Expedition SO175 using FS Sonne aimed for a multidisciplinerary geoscientific approach with an international group of researchers. Methods covered the entire span from geophysical data acquisition (seafloor mapping, echography, seismic reflection), sediment coring at sites of active fluid venting, in situ heat flow measurements across the entire length of the Gibraltar thrust wedge, the deformation front, landslide bodies, and mud volcanoes, and finally the deployment of a long-term pore pressure probe. Video-supported operations helped to identify fluid vent sites, regions with tectonic activity, and other attractive high priority targets. Qualitative and quantitative examinations took place on board and are continued on land with respect to pore pressure variation, geomicrobiology, sediment- and fluid mobilization, geochemical processes, faunal assemblages (e.g. cold water corals), and gas hydrates (flammable methane-ice-crystals). Main focus of the expedition has been a better understanding of interaction between dynamic processes in a seismically active region region with slow plate convergence.
In the context of earthquake nucleation and subduction zone processes, the SO175 research programme had a variety of goals, such as:
• To test the frictional behaviour of the abyssal plain sediments.
• To explore the temperature field of the 1755 thrust earthquake event via heat flow measurements.
• To assess the role of fluid venting and gas hydrate processes control slope stability and mud volcanic activity along the Iberian continental margin.
• To measure isotope geochemistry of pore waters and carbonates of deep fluids.
• To quantify microbial activity in Gibraltar wedge sediments.
• To test whether microseismicity in the area corresponds to in situ pore pressure changes.
• To find out if enhanced heat flow max be indicative of active subduction.

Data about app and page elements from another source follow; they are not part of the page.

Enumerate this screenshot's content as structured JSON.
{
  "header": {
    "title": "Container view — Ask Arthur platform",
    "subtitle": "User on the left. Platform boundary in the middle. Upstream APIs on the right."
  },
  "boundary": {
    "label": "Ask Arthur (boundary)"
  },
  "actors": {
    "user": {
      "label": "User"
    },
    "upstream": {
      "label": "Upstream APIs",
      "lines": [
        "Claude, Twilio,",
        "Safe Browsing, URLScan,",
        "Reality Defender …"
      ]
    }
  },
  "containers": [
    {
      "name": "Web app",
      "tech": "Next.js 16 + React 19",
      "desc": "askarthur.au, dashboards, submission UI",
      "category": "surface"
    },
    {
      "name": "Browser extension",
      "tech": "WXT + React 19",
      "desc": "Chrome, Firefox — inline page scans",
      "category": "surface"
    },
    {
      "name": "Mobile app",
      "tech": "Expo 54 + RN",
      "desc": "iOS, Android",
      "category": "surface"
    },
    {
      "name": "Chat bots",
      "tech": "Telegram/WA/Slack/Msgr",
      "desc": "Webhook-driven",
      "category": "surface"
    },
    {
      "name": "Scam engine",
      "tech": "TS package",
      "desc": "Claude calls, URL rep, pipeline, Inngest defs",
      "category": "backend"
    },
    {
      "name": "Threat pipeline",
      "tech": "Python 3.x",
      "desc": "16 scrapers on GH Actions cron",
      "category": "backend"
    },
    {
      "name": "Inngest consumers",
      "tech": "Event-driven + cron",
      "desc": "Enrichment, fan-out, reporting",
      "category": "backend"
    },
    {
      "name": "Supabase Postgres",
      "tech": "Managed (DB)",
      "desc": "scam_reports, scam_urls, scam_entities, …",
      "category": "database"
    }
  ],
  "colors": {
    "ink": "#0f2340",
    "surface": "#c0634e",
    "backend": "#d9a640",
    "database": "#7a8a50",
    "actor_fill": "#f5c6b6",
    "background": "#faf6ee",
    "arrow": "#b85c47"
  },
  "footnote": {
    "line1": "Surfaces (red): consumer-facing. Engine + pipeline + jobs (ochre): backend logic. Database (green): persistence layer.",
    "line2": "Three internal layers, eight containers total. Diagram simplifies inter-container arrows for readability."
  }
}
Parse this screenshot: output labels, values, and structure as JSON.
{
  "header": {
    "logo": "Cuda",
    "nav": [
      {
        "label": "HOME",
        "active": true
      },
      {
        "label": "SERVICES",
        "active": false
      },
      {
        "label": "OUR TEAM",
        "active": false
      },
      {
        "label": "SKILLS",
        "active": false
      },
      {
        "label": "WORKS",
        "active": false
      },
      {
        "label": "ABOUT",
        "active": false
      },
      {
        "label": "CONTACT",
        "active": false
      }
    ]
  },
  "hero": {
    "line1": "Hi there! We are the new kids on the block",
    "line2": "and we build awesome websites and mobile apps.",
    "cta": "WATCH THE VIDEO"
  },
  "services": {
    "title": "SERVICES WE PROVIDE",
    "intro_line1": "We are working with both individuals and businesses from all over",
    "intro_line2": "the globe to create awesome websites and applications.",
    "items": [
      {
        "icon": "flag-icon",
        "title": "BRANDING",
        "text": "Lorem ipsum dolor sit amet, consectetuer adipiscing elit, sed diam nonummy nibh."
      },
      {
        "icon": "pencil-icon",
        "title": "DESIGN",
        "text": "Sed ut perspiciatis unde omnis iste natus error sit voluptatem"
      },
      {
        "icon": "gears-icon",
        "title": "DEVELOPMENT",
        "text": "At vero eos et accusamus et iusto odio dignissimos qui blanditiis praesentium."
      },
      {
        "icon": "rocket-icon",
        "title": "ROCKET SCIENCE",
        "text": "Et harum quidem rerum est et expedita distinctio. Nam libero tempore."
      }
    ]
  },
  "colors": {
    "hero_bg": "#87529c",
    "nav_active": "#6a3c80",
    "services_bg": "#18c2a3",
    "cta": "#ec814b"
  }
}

Initial tentative results during the cruise suggest that there is a component of active thrusting at the base of the wedge, as attested by heat flow data. Based on mostly geochemical evidence, mud volcanism was found less active than previously assumed. Highlights from post-cruise research include the successful deployment of the long-term station and high frictional resistance of all incoming sediment on the three abyssal plains.